Jeetendra Jain, an Isha volunteer, explains how a bad wheelchair experience led to over 10,000 SpiceJet passengers getting a taste of yoga on International Yoga Day.

My father, 80 years old, had a sudden burst of inspiration in June this year. He decided to go to the Isha Yoga Centre at Coimbatore and receive the Linga Bhairavi Yantra with Sadhguru’s blessings.

Wheelchair karma

For travelling the Hyderabad-Coimbatore distance, flying seemed the best option for taking my parents who would both need a wheelchair. So my wife Shilpa and I meticulously planned for their travel by air. We chose to fly SpiceJet to Coimbatore. All was going well till we realized that taking my father on the wheelchair through the various transit points was not so easy. In spite of an enthusiastic and helpful SpiceJet crew, there were lots of hiccups in getting my father onto the flight. This being my first wheelchair experience at an airport, I was very annoyed with the way this happened.

The midnight yantra ceremony with Sadhguru was exuberant – a midnight of divine ecstasy. After heartwarming support at the ashram, we left to drop our parents back in Hyderabad before heading to our home in Mumbai. With a different airline on the return journey, our experience was much smoother. This rankled me even more about the unfortunate experience with SpiceJet. I was waiting to get to my desktop in Mumbai to dash off some irate emails.

Helpline to Grace

Back in Mumbai, I rattled off a grieving mail to Sanjiv Kapoor, the CEO of SpiceJet. I wanted to make sure that in future, another such passenger did not go through a challenge on a wheelchair like my father did. For two days there was no response. I had given up. Then I got a call of empathy from Suman Kaul, the Customer Service Manager at SpiceJet apologizing for the experience. I was glad they wanted to correct this.

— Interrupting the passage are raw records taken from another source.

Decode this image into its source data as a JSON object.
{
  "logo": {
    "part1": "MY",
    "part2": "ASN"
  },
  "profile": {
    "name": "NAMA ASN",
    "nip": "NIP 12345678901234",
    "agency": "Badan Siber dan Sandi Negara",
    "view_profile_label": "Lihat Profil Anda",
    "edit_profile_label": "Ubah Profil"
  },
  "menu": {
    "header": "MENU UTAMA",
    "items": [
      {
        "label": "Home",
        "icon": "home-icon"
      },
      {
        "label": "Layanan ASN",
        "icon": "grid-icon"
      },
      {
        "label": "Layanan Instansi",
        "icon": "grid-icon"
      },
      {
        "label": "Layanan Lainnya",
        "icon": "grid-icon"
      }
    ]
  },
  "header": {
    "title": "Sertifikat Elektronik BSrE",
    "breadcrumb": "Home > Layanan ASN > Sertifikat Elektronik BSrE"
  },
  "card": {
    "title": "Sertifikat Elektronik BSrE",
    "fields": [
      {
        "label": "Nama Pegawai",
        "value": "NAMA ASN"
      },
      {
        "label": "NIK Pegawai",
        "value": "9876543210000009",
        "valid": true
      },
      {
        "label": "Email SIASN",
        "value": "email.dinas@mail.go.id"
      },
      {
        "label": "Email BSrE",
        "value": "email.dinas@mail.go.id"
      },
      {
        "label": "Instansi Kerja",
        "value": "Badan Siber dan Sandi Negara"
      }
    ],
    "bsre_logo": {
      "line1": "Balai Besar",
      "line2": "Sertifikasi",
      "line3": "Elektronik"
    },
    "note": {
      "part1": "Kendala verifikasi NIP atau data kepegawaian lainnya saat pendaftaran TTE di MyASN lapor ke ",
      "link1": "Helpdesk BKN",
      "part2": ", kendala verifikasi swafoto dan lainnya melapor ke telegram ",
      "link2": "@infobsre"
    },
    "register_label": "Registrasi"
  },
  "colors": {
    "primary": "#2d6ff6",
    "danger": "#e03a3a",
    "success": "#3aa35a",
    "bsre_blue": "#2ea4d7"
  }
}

At the end of the call, I could not resist asking Suman if there is something that Isha Foundation could do with SpiceJet for the upcoming International Day of Yoga on June 21. Suman was open and I wrote to her and Sanjiv about this opportunity.

High on Yoga

 
The next day I got a call from Ajay Jasra, General Manager Corporate Affairs at SpiceJet. An excited Ajay wanted to know if we could have passengers taught yoga – not on ground but on the flights at 35,000 feet!

The team at Isha Foundation and many of us debated and discussed this and finally we said – let’s do it! With just a week left to pull this off, we got together a small band of volunteers to work with the SpiceJet team. We shortlisted flights, selected Isha instructors in each city, got the script for the in-flight yoga ready, put a dress code in action and got the marketing designs in motion.

Flight crew at your stations please

 
14 flights on June 21 would have 20 Isha instructors demonstrating “Upa-Yoga” to seated passengers (remember aviation rules had to be kept in mind) for about 10 minutes. The SpiceJet Marketing team dubbed this offering “High on Yoga @ 35,000 feet”.

It was a mad scramble amongst about 10 of us from SpiceJet and Isha on a tireless, overworked Whatsapp group called “High on Yoga”. Training, volunteer selection, dress codes for instructors, printing marketing collateral, getting the yoga DVD organized, selecting long-haul flights, doing dry runs of the script to fit the 10-minute window and getting the media to know about this. The speed and frenzy was hard to believe.

Then, with just 3 days left, we began to wonder, what could we do on ground with passengers at the airport?

“Namaskar” – the simplest form of Yoga

 
Sadhguru’s wonderful and simple offering of “Namaskar Yoga” hit the right chord. We decide we would have about a dozen Isha volunteers at ten selected airports in the country greeting departure passengers with a simple “Namaskar”. An attractive leaflet explaining the “Namaskar” yoga posture would be offered to them.

Take-off

 
Twenty eager and enthusiastic Isha instructors got on board SpiceJet flights from Delhi, Chennai and Kolkata after having given the aircrew a quick training session on ground. Meanwhile, at 6am, at each of those ten airports, joyful Isha volunteers graciously welcomed check-in passengers with “Namaskar”. They offered them a leaflet about this simple yet profound yoga posture that India has bequeathed to the world.

Over 3000 passengers on board those flights and about 10,000 passengers at the airports were “touched” by yoga on the first International Day of Yoga thanks to the energy, commitment, dedication and the intense involvement of the team.

Amidst the ecstasy and the grandeur of the International Day of Yoga, many forgot that June 21st is also “Father’s Day”! I cannot think of a more wonderful gift for my father than the lives of so many passengers being touched by Isha Yoga.

I bow down in gratitude to that (bad) wheelchair.

And… thank you Dad.